She became an addict - a nymphomaniac or sex addict - that led to a divorce from her loving husband. Her mother tried to compensate for her father's abuse and drunken violence. But, to no avail. Only after her mother died did Reese's character realize how broken and wretched she was needing redemption. And the way she tried to save her self was to force her self to trek a dangerous thousand-mile length hike of the Pacific Coast Highway.
In the film, Reese's character met a psychotherapist. Here was a woman with a tragic mix of psychological, sexual, and addictive horrors. She was so warped that she'd deny reality and project blame to circumstances or other people. After a few short exchanges, the therapist unleashed a biggie, clinical diagnostic question, "Who detached from you?" Indeed, her life story in the film serves as a solemn, cautionary message to all fathers and mothers among us who are entrusted to parent children in loving and connecting ways.
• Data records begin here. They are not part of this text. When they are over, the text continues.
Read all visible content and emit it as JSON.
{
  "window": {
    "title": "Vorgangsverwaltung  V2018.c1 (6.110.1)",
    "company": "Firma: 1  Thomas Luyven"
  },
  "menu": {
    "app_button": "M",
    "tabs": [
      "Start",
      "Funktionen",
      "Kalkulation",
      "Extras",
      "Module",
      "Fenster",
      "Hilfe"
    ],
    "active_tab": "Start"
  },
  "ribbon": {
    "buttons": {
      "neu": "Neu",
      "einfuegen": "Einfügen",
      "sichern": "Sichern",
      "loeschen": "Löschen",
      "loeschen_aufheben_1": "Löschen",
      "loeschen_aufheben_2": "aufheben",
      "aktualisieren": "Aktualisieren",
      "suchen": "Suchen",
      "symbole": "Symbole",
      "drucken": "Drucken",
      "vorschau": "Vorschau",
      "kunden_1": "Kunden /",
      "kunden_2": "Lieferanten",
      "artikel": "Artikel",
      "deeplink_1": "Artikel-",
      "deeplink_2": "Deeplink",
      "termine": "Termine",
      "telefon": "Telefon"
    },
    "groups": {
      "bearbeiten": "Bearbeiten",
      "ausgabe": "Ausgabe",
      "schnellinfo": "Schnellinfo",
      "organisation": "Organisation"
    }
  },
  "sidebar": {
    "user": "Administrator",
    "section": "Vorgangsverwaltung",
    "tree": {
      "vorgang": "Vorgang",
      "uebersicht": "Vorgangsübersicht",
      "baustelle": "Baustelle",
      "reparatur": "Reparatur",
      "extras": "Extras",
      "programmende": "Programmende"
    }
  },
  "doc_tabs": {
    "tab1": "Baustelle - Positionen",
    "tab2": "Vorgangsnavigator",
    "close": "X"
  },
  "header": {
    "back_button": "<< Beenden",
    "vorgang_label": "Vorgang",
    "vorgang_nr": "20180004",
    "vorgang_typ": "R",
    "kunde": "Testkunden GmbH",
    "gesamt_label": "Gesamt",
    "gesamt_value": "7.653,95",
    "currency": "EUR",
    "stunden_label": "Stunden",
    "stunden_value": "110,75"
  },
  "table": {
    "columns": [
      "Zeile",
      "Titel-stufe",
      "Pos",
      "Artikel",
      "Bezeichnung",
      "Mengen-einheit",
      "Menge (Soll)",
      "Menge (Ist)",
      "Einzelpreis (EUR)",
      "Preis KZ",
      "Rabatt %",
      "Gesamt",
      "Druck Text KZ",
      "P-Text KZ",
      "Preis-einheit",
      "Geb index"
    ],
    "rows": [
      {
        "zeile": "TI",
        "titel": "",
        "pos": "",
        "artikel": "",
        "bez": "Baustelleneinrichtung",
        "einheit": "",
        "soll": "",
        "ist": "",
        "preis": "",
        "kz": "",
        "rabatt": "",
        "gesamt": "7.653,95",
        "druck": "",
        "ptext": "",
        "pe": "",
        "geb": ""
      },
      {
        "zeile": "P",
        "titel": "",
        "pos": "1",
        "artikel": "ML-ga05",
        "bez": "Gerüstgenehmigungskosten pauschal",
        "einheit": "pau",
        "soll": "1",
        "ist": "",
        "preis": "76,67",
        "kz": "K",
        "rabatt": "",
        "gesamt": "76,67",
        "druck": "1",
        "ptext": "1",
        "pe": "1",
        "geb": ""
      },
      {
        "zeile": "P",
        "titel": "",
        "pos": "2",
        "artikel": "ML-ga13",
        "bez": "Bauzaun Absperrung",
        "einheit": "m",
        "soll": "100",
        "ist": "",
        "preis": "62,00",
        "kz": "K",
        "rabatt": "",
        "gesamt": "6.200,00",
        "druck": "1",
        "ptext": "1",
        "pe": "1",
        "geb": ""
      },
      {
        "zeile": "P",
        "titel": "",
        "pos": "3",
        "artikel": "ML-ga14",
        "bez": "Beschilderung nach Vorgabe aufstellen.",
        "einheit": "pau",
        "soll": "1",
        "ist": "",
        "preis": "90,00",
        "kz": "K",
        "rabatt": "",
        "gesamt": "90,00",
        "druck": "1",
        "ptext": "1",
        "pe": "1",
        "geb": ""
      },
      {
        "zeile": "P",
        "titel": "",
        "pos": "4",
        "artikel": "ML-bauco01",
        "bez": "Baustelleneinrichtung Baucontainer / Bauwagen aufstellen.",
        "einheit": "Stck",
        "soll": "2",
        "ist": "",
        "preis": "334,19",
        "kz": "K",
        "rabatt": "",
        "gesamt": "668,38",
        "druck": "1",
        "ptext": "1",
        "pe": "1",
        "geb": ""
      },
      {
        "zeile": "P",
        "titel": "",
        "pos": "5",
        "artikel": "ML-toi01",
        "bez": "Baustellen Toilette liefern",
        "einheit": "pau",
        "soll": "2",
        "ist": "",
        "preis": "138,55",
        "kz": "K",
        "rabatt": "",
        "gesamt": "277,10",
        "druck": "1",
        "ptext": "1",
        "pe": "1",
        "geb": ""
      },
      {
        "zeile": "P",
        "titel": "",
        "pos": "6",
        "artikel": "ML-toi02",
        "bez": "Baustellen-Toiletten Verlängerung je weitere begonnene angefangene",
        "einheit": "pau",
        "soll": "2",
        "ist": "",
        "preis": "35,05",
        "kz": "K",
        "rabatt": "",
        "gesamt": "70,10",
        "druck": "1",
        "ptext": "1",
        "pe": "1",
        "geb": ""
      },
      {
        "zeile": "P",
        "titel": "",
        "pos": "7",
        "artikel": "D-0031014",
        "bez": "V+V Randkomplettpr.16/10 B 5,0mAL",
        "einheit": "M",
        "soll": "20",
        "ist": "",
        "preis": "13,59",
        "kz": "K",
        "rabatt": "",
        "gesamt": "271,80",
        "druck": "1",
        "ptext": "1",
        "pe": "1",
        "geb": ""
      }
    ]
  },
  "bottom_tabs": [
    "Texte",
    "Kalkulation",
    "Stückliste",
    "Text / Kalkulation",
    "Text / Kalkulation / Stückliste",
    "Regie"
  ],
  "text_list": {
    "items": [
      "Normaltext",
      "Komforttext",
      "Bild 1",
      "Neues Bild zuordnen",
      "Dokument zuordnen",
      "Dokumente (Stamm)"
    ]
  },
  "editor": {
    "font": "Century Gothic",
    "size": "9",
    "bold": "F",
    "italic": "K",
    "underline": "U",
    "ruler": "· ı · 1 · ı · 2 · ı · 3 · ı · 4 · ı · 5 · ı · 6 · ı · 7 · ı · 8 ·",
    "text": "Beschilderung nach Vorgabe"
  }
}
As I reflected on the film's theme and progression, I realized that it carries a powerful healing insight or message. Witherspoon's character is not alone. She is not the only one in the world who has a "wounded inner child" who's gone on the arduous journey of recovery. A lot of individuals, men and women, have been with every step of Reese's character in the film. They've experienced a dialogue in it, which includes "I didn't know where I was headed - until I got there."
Talk about closure and real, on-target therapy!